[INPUT DATA Boundary: Start]
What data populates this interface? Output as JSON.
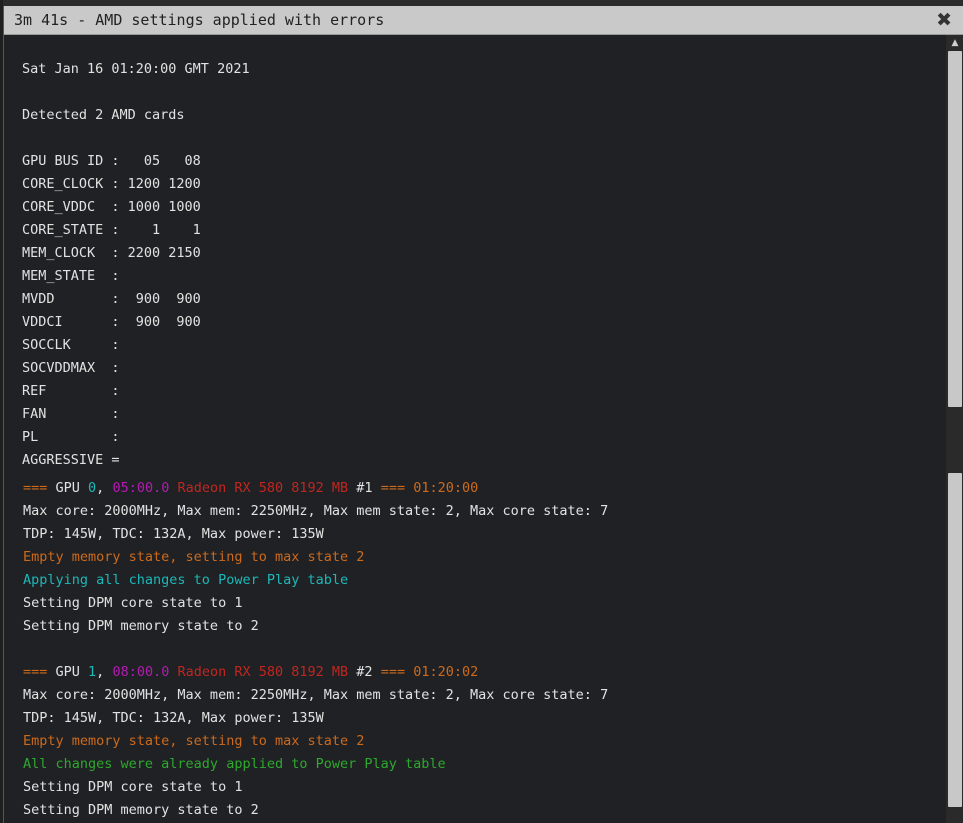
{
  "window": {
    "title": "3m 41s - AMD settings applied with errors",
    "close_glyph": "✖"
  },
  "log": {
    "date": "Sat Jan 16 01:20:00 GMT 2021",
    "detected": "Detected 2 AMD cards",
    "table": [
      "GPU BUS ID :   05   08",
      "CORE_CLOCK : 1200 1200",
      "CORE_VDDC  : 1000 1000",
      "CORE_STATE :    1    1",
      "MEM_CLOCK  : 2200 2150",
      "MEM_STATE  :",
      "MVDD       :  900  900",
      "VDDCI      :  900  900",
      "SOCCLK     :",
      "SOCVDDMAX  :",
      "REF        :",
      "FAN        :",
      "PL         :",
      "AGGRESSIVE ="
    ],
    "gpus": [
      {
        "header_prefix": "=== ",
        "gpu_word": "GPU ",
        "index": "0",
        "comma": ", ",
        "bus": "05:00.0",
        "space": " ",
        "model": "Radeon RX 580 8192 MB",
        "num": " #1 ",
        "sep": "=== ",
        "time": "01:20:00",
        "max_line": "Max core: 2000MHz, Max mem: 2250MHz, Max mem state: 2, Max core state: 7",
        "tdp_line": "TDP: 145W, TDC: 132A, Max power: 135W",
        "warn_line": "Empty memory state, setting to max state 2",
        "apply_line": "Applying all changes to Power Play table",
        "core_line": "Setting DPM core state to 1",
        "mem_line": "Setting DPM memory state to 2"
      },
      {
        "header_prefix": "=== ",
        "gpu_word": "GPU ",
        "index": "1",
        "comma": ", ",
        "bus": "08:00.0",
        "space": " ",
        "model": "Radeon RX 580 8192 MB",
        "num": " #2 ",
        "sep": "=== ",
        "time": "01:20:02",
        "max_line": "Max core: 2000MHz, Max mem: 2250MHz, Max mem state: 2, Max core state: 7",
        "tdp_line": "TDP: 145W, TDC: 132A, Max power: 135W",
        "warn_line": "Empty memory state, setting to max state 2",
        "apply_line": "All changes were already applied to Power Play table",
        "core_line": "Setting DPM core state to 1",
        "mem_line": "Setting DPM memory state to 2"
      }
    ]
  },
  "colors": {
    "orange": "#cc6a1c",
    "cyan": "#1bb8b8",
    "magenta": "#b31ab3",
    "red": "#c0261f",
    "green": "#2ea82e"
  },
  "scrollbar": {
    "up_glyph": "▲"
  }
}
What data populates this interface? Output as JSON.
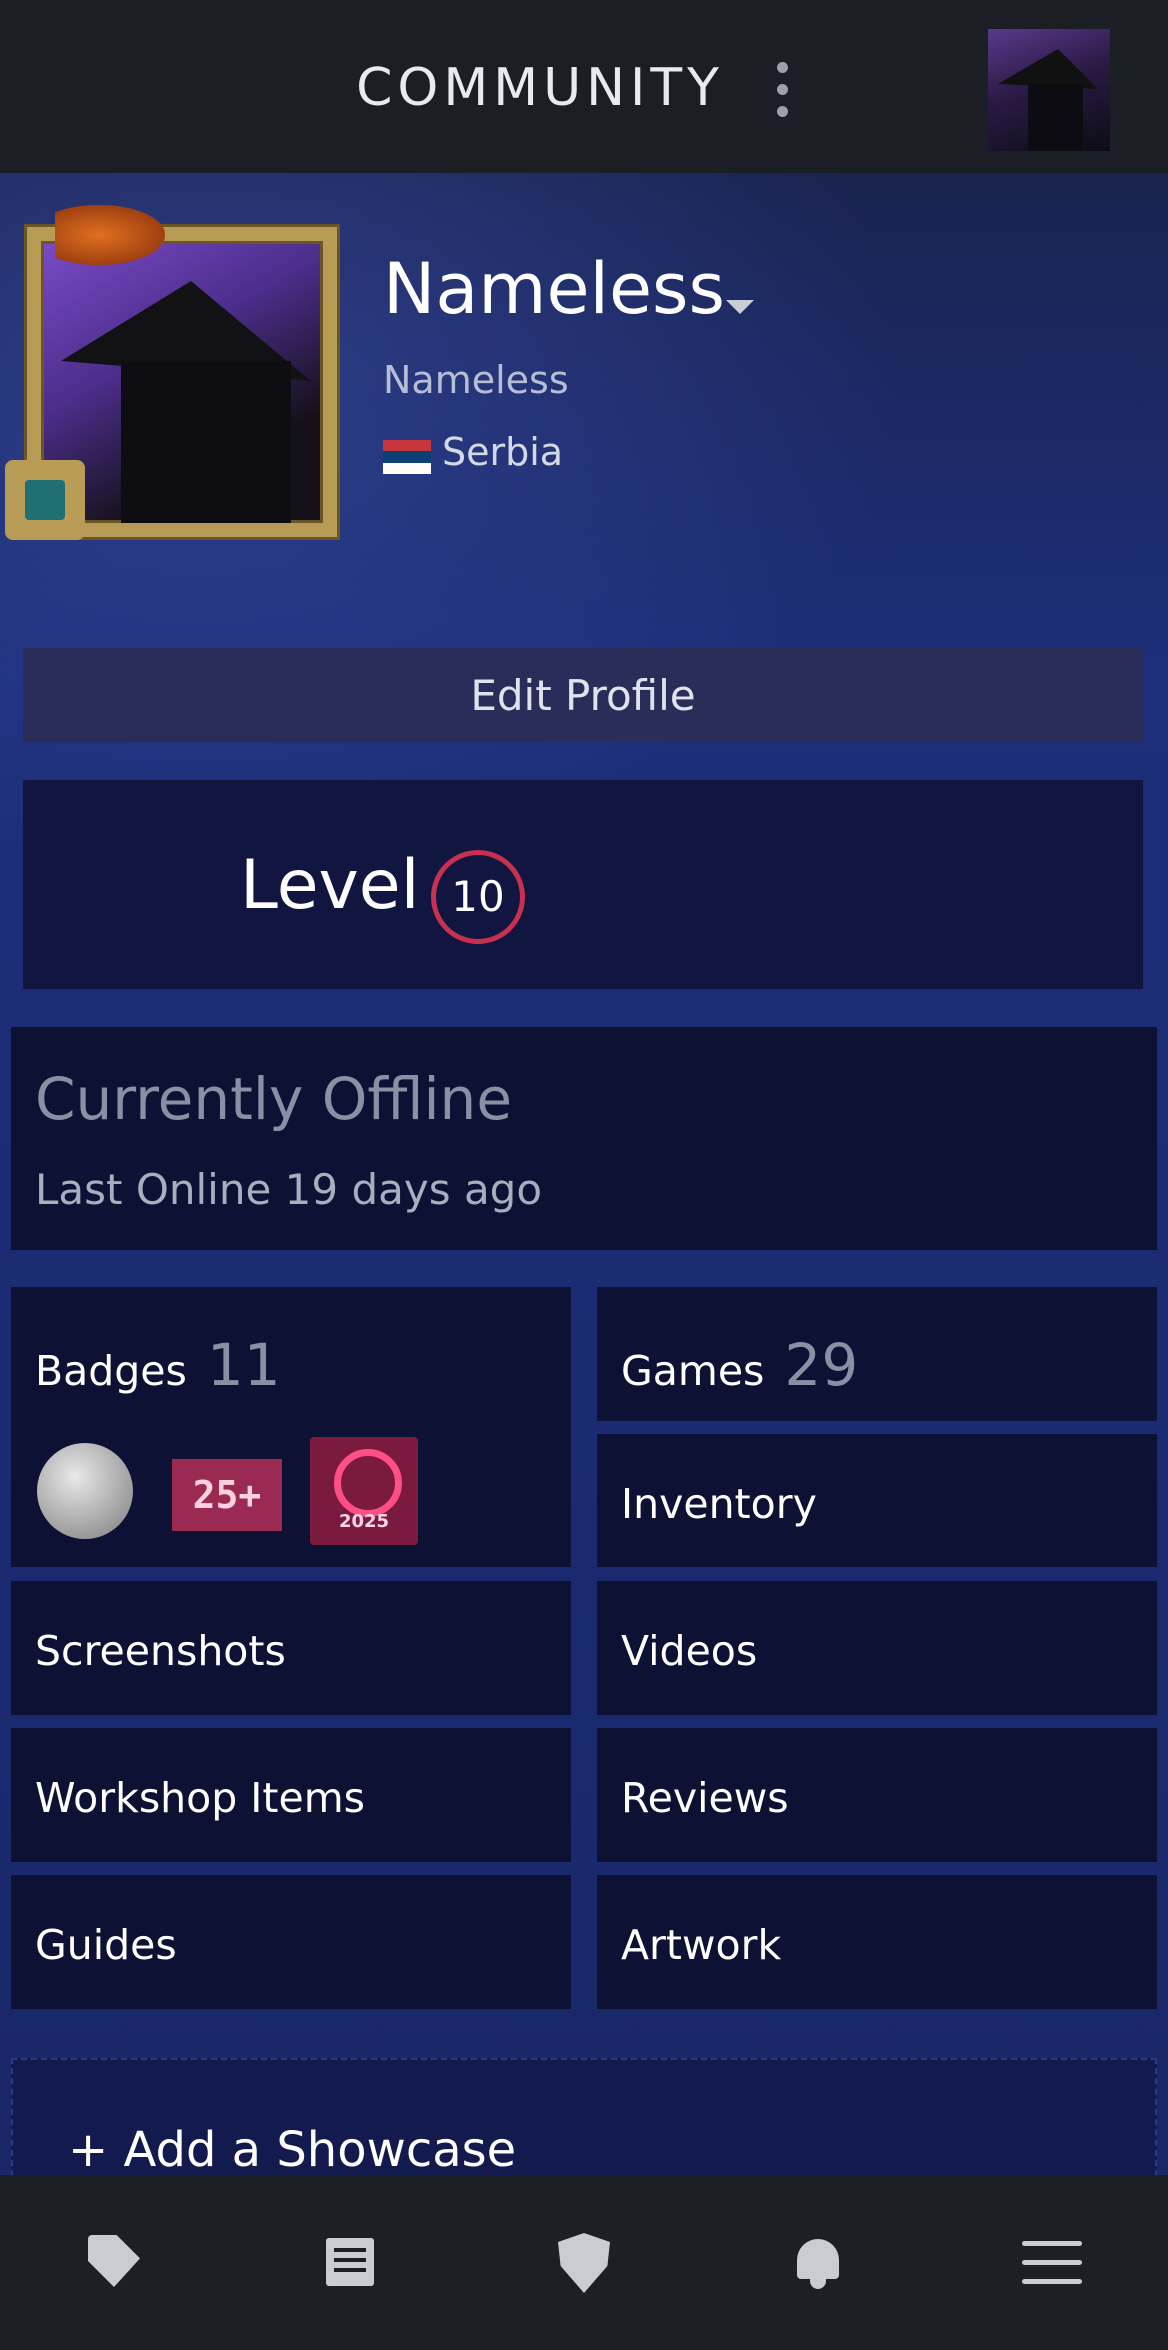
{
  "header": {
    "title": "COMMUNITY"
  },
  "profile": {
    "name": "Nameless",
    "real_name": "Nameless",
    "country": "Serbia",
    "edit_label": "Edit Profile",
    "level_label": "Level",
    "level": "10"
  },
  "status": {
    "state": "Currently Offline",
    "last_online": "Last Online 19 days ago"
  },
  "tiles": {
    "badges": {
      "label": "Badges",
      "count": "11"
    },
    "games": {
      "label": "Games",
      "count": "29"
    },
    "inventory": "Inventory",
    "screenshots": "Screenshots",
    "videos": "Videos",
    "workshop": "Workshop Items",
    "reviews": "Reviews",
    "guides": "Guides",
    "artwork": "Artwork"
  },
  "badge_icons": {
    "years": "25+",
    "year_badge": "2025"
  },
  "showcase": {
    "label": "+ Add a Showcase"
  },
  "bottom_nav": [
    "tag-icon",
    "news-icon",
    "shield-icon",
    "bell-icon",
    "menu-icon"
  ],
  "colors": {
    "level_ring": "#c8304f",
    "tile_bg": "#0d1133",
    "accent_blue": "#1d2f7a"
  }
}
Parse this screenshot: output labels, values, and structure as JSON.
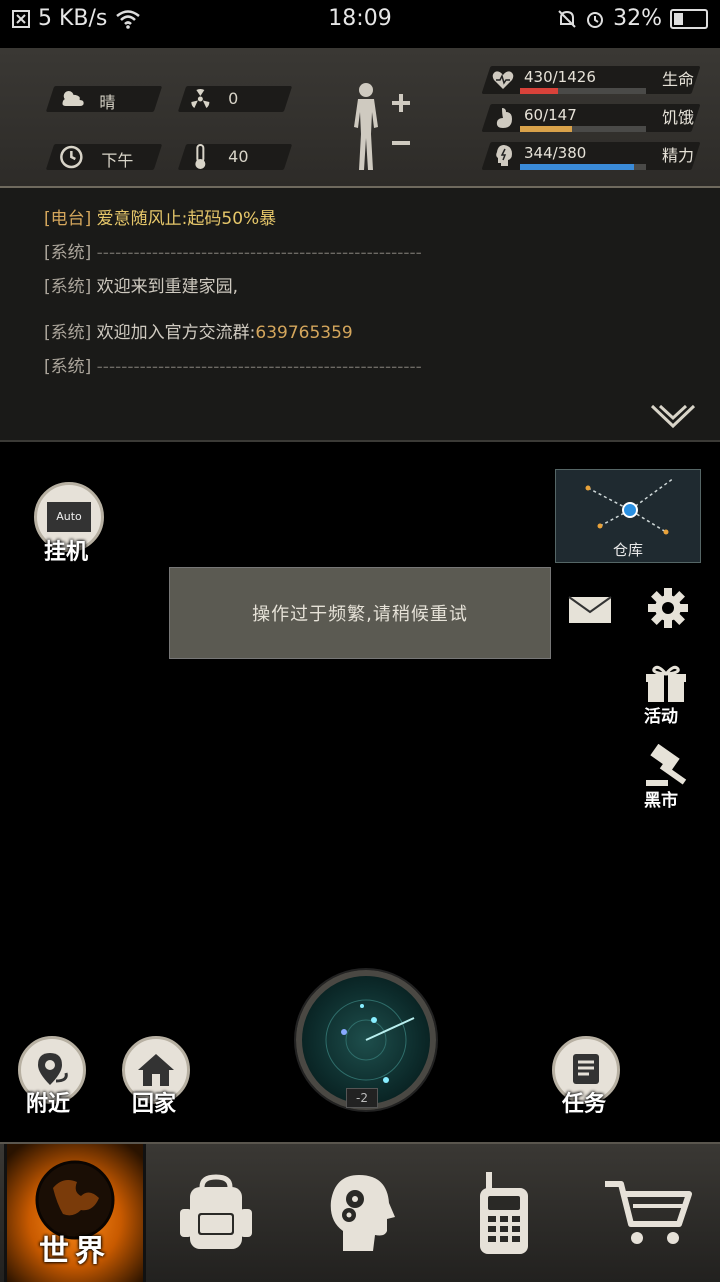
{
  "status_bar": {
    "speed": "5 KB/s",
    "time": "18:09",
    "battery": "32%",
    "battery_level": 0.32
  },
  "hud": {
    "weather": {
      "label": "晴"
    },
    "radiation": {
      "value": "0"
    },
    "time_of_day": {
      "label": "下午"
    },
    "temperature": {
      "value": "40"
    },
    "stats": [
      {
        "name": "生命",
        "value_text": "430/1426",
        "fraction": 0.3,
        "color": "#d9423a",
        "icon": "heart-icon"
      },
      {
        "name": "饥饿",
        "value_text": "60/147",
        "fraction": 0.41,
        "color": "#d9a24a",
        "icon": "stomach-icon"
      },
      {
        "name": "精力",
        "value_text": "344/380",
        "fraction": 0.905,
        "color": "#3a8bd9",
        "icon": "brain-icon"
      }
    ]
  },
  "chat": {
    "lines": [
      {
        "tag": "[电台]",
        "text": "爱意随风止:起码50%暴",
        "type": "radio"
      },
      {
        "tag": "[系统]",
        "text": "-----------------------------------------------------",
        "type": "dash"
      },
      {
        "tag": "[系统]",
        "text": "欢迎来到重建家园,",
        "type": "system"
      },
      {
        "tag": "[系统]",
        "text": " 欢迎加入官方交流群:",
        "highlight": "639765359",
        "type": "system-highlight"
      },
      {
        "tag": "[系统]",
        "text": "-----------------------------------------------------",
        "type": "dash"
      }
    ]
  },
  "left_buttons": {
    "auto_badge": "Auto",
    "auto": "挂机"
  },
  "right_buttons": {
    "warehouse": "仓库",
    "activity": "活动",
    "black_market": "黑市"
  },
  "toast": {
    "message": "操作过于频繁,请稍候重试"
  },
  "radar": {
    "level": "-2"
  },
  "bottom_actions": {
    "nearby": "附近",
    "home": "回家",
    "task": "任务"
  },
  "tabs": {
    "world": "世界"
  },
  "colors": {
    "accent_orange": "#ff8c1a",
    "hud_bg": "#3a3834"
  }
}
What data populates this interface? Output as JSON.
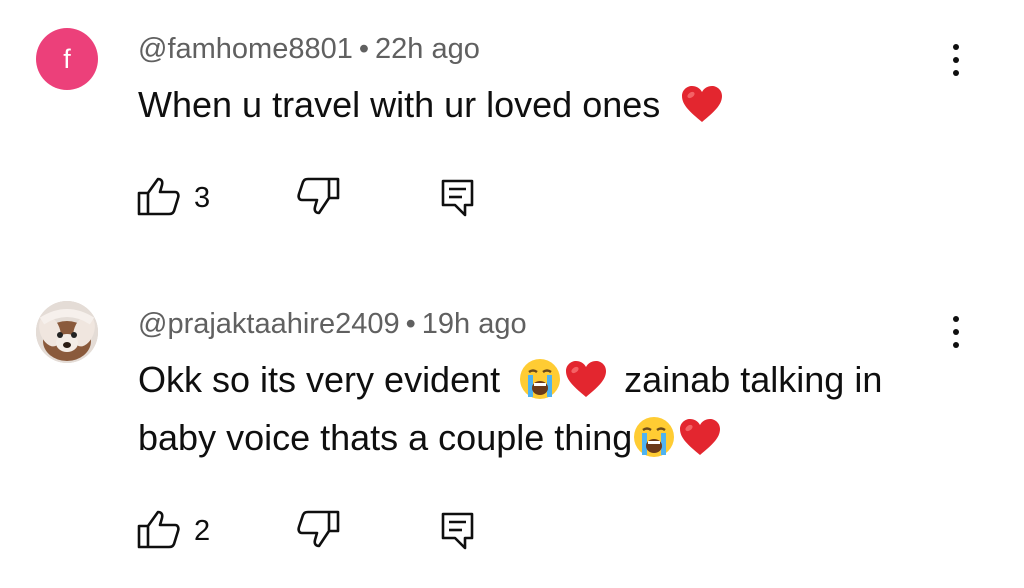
{
  "comments": [
    {
      "avatar_letter": "f",
      "avatar_color": "#ec407a",
      "username": "@famhome8801",
      "separator": "•",
      "time": "22h ago",
      "text_line1": "When u travel with ur loved ones",
      "like_count": "3",
      "icons": [
        "thumb-up-icon",
        "thumb-down-icon",
        "reply-icon",
        "more-vert-icon",
        "red-heart-emoji"
      ]
    },
    {
      "avatar_image": "dog photo",
      "username": "@prajaktaahire2409",
      "separator": "•",
      "time": "19h ago",
      "text_line1a": "Okk so its very evident",
      "text_line1b": "zainab talking in",
      "text_line2": "baby voice thats a couple thing",
      "like_count": "2",
      "icons": [
        "thumb-up-icon",
        "thumb-down-icon",
        "reply-icon",
        "more-vert-icon",
        "crying-face-emoji",
        "red-heart-emoji"
      ]
    }
  ],
  "colors": {
    "text": "#0f0f0f",
    "meta": "#606060",
    "heart": "#e3262f",
    "background": "#ffffff"
  }
}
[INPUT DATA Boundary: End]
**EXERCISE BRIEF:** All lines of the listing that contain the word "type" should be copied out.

**TASK RESULT:**
        "type": "radio"
        "type": "dash"
        "type": "system"
        "type": "system-highlight"
        "type": "dash"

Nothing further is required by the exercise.